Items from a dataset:
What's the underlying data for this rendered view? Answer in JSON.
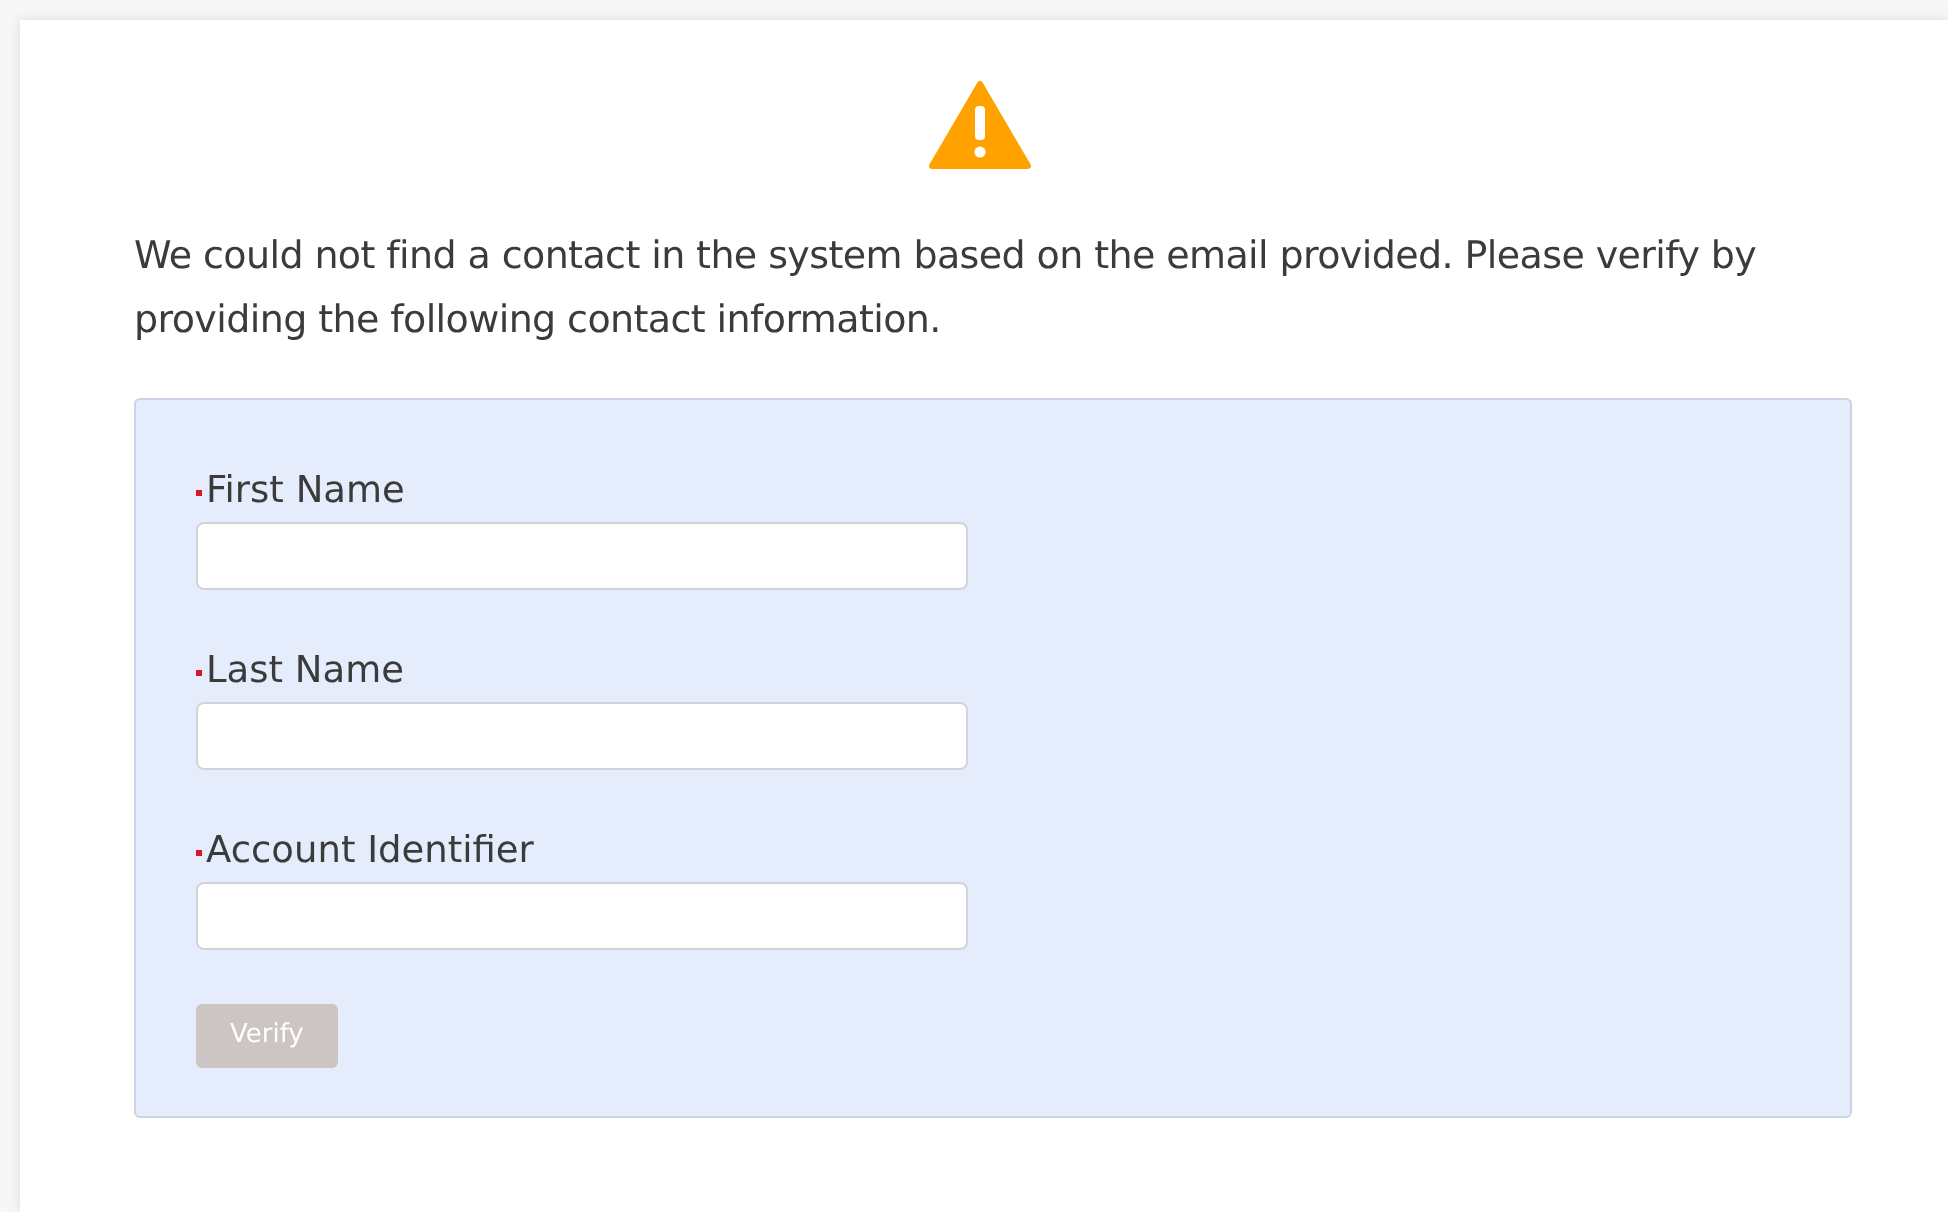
{
  "message": "We could not find a contact in the system based on the email provided. Please verify by providing the following contact information.",
  "fields": [
    {
      "label": "First Name",
      "required": true
    },
    {
      "label": "Last Name",
      "required": true
    },
    {
      "label": "Account Identifier",
      "required": true
    }
  ],
  "button": {
    "label": "Verify",
    "disabled": true
  }
}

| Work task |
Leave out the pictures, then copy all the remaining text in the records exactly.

| Exercise output |
What's the underlying data for this rendered view? Answer in JSON.
{
  "message": "We could not find a contact in the system based on the email provided. Please verify by providing the following contact information.",
  "fields": [
    {
      "label": "First Name",
      "required": true
    },
    {
      "label": "Last Name",
      "required": true
    },
    {
      "label": "Account Identifier",
      "required": true
    }
  ],
  "button": {
    "label": "Verify",
    "disabled": true
  }
}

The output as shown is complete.